> **Task item**
When the string "USDT" is part of a line in the data below, report the whole line.

(Stored records)
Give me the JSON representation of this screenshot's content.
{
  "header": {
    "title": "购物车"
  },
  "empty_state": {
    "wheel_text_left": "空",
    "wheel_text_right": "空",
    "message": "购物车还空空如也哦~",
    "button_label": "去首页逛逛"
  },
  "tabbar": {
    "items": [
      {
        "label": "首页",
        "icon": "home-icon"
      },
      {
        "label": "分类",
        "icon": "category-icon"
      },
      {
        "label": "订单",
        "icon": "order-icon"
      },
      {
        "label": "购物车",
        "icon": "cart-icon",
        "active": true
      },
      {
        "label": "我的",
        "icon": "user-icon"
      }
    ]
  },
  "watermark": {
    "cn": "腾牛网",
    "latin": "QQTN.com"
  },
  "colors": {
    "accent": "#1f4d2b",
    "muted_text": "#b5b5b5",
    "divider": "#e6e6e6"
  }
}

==

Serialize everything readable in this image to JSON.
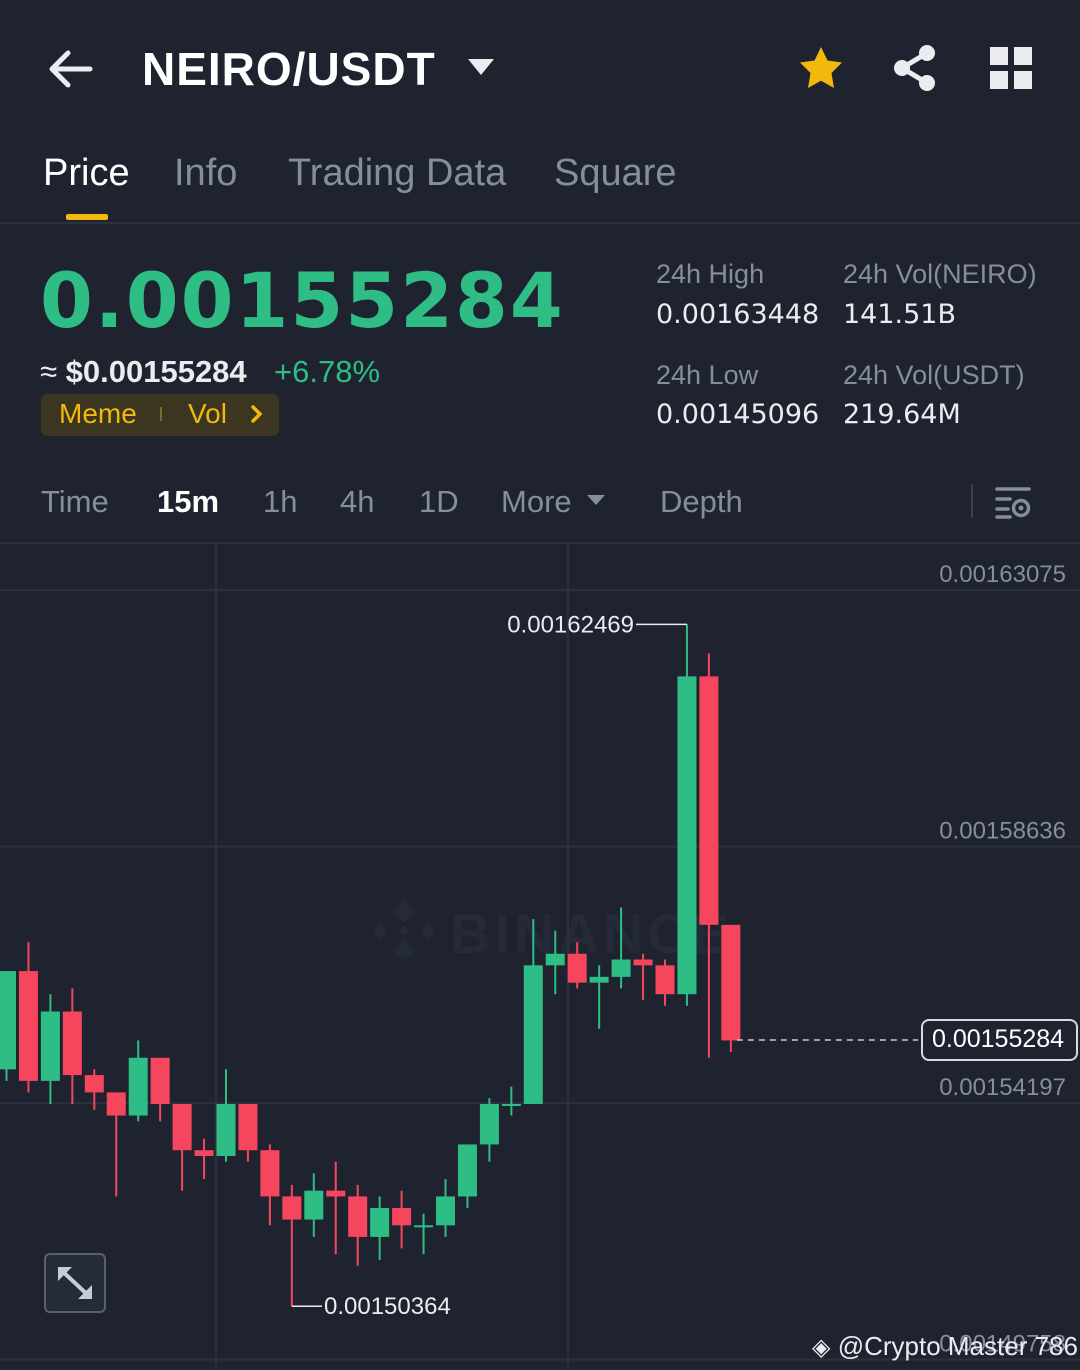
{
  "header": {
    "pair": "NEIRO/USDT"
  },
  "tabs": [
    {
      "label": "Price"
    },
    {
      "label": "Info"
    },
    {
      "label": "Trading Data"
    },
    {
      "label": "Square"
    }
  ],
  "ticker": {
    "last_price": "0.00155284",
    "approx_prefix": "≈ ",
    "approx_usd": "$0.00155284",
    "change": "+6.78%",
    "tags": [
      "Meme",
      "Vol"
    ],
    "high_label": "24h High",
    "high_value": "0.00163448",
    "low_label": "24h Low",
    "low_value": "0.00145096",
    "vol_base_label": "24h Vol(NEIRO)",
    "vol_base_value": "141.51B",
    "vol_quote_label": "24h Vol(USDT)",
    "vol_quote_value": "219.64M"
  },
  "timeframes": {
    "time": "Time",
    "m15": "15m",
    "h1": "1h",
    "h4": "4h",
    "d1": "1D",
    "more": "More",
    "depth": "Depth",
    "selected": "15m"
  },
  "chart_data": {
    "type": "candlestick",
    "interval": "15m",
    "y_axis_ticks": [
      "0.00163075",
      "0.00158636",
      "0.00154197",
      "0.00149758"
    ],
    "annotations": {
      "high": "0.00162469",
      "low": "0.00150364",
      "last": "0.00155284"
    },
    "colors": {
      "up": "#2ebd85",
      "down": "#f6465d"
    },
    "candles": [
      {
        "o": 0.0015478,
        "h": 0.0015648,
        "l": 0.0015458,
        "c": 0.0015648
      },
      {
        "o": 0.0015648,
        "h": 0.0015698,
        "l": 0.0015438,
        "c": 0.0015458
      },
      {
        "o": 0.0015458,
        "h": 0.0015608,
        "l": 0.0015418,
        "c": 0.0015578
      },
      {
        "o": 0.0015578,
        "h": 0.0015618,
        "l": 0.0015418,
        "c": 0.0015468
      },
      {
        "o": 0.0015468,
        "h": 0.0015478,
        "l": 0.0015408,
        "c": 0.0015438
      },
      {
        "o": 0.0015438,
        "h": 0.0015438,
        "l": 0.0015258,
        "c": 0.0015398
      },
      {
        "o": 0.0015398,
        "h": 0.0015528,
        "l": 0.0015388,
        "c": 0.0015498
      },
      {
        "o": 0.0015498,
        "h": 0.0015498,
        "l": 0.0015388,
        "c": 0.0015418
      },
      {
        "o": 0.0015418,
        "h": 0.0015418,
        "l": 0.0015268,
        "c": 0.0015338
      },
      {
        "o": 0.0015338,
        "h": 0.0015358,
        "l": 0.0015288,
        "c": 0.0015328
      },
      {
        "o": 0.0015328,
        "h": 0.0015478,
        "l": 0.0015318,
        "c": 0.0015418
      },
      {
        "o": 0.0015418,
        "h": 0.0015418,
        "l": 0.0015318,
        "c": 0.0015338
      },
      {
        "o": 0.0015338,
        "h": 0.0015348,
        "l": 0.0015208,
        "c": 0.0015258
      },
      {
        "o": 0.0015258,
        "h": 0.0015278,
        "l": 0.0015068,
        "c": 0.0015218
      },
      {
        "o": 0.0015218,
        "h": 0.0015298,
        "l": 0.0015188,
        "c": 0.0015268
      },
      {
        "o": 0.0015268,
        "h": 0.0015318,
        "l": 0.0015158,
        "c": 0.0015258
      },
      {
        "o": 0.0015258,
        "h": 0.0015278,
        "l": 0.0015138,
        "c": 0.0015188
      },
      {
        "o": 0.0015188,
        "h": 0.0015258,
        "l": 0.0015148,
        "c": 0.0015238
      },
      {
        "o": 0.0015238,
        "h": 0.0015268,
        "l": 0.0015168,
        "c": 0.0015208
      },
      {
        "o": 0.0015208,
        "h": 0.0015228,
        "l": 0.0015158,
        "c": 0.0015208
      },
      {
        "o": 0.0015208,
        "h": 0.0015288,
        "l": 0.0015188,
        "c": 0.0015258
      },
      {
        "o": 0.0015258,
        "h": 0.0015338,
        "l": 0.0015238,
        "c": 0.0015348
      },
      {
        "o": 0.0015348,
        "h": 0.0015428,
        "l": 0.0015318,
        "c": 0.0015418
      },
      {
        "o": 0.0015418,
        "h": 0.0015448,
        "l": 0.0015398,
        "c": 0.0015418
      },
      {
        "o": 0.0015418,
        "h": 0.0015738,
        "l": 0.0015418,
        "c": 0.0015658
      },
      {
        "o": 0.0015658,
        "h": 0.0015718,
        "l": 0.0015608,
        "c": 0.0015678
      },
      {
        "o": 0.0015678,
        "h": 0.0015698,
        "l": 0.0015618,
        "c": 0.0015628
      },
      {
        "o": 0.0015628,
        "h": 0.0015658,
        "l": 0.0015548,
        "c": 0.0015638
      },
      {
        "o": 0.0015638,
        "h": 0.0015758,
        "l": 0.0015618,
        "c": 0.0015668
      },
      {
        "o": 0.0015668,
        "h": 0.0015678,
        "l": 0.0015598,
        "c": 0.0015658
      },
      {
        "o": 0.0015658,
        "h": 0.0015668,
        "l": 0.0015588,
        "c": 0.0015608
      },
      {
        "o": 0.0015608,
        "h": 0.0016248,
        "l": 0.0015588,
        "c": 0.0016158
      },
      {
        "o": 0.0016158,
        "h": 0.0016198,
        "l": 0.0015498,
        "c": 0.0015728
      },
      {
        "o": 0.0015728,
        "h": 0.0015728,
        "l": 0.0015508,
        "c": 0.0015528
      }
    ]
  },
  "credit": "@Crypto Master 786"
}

> **Task answer**
    "pair": "NEIRO/USDT"
    "vol_quote_label": "24h Vol(USDT)",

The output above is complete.